Reviewed by Tony Kapolka
Weather is the go-to topic for making small talk. Avoid religion and politics; talk about the weather. Nobody causes it, and we’ll all have to deal. Will Dowd, smartly, works through his self-professed ‘writer’s block’ by writing essays about the weather in his book of essays Areas of Fog (Etruscan Press, November 2017). Like real small talk, his comments rarely threaten. He’ll engage and entertain a wide audience.
With three or four essays per month (Dowd works through the seasons by calendar month writing with a dedicated precision of a professional), the entirety of New England weather is contemplated. Dowd develops a sort-of grammar for his entries. Start with a fact, relate that to the weather, draw in personal experience, expand to connect interesting trivia, do some meta-word-play from that content, ask some rhetorical questions, posit personal opinion. Of course, I’m oversimplifying and it would be unfair to claim him so completely formulaic, but there is a comfortable sameness of voice that does more to hold his opus together than any particular theme, weather included.
The connections he draws to artists, writers, and poets, by means of detailed trivia and pertinent quotation makes his book enjoyable; he namedrops and tells us things we don’t know about our heroes. That’s just fun to read. Dowd uses weather as an effective springboard to many quick bites. Puffers on the back of his book describe his prose with superlatives: dancing with “a poetic rhythm”; “sparkling”; “phrases so well turned you’ll want to read them aloud to somebody.” Indeed, I did, not just for his lyric, but also for the details he imparted. Who knew Nixon had prepared a eulogy in case Armstrong and Aldrin had been lost? For Dowd, weather is not restricted to the terrestrial. In that essay he muses over the supermoon.
And pressed by heat and humidity, he does stray once into religion, if only to beat a bit on the Puritans. “I always think of them around this time of year when we’re in the throes of late-summer mugginess. I imagine them bundled up in their corsets and petticoats and capes and linen caps, and I wonder how they clung to sanity.” Probably safe small talk, since we haven’t much seen one outside of the Scarlet Letter. Or Cotton Mather and the witch trials. Few would draw a straight line to the Presbyterians, and Dowd stays strictly in the 17th century.

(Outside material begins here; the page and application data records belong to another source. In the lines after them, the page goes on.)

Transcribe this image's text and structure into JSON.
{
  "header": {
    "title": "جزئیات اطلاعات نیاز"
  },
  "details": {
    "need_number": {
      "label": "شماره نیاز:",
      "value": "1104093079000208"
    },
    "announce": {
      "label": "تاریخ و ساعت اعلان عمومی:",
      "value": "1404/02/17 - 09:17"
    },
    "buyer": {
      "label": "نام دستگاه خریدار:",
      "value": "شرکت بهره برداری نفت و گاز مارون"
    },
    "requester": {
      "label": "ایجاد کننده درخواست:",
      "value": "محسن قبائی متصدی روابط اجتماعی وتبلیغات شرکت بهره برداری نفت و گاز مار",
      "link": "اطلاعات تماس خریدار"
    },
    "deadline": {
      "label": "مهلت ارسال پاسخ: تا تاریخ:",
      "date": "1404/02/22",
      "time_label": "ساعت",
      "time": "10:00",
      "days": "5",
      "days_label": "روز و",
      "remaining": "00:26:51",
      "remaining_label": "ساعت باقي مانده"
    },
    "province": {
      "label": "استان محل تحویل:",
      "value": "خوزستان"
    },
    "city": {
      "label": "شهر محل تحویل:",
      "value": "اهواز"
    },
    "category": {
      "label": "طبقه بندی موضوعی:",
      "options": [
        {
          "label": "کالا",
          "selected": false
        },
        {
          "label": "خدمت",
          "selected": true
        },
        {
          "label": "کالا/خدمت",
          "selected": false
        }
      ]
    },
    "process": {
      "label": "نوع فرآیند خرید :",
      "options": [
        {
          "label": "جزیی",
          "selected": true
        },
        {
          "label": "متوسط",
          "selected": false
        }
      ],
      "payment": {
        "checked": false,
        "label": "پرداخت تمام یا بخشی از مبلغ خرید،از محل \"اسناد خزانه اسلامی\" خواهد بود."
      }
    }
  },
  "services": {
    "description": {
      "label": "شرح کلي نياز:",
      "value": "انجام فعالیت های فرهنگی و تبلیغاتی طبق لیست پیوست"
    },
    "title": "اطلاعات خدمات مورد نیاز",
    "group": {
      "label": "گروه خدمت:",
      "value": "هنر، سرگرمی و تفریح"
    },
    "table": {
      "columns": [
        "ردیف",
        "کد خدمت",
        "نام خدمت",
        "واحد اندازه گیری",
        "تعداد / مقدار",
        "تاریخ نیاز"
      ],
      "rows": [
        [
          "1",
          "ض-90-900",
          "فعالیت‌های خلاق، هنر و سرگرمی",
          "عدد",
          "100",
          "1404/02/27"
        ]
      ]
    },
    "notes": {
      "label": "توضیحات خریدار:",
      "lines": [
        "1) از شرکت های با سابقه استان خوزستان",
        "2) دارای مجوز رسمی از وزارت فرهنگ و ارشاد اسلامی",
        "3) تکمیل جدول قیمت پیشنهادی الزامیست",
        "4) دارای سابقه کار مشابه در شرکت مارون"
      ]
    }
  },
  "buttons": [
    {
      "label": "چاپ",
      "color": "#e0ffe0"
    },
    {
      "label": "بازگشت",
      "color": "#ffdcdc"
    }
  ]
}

In the author’s acknowledgements, Dowd calls attention to a website and podcast where his earlier draft had appeared. Although his original work has been taken down from thedrunkenodyssey.com, little on the internet is ever truly deleted, and I could pull up many of his original essays from the Internet Archive. Any student of creative nonfiction would enjoy seeing the revisions Dowd made; Etruscan Press’ publication is subtler and stronger. His words are enough, but the many photographs his original posts included, providing testimony of the truth in his writing, were captivating. You can argue the rights of the author, but my gratitude is to The Drunken Odyssey for not having a restrictive robots.txt to constrain their archive.
Can I complain about anything here? Dowd’s essays are like that eclectic, interesting fellow you invite to a party and just listen to. Nothing not to like. Only one joke, his Vladimir Nabokov paragraph, fell flat for me. Otherwise, his small talk was engrossing.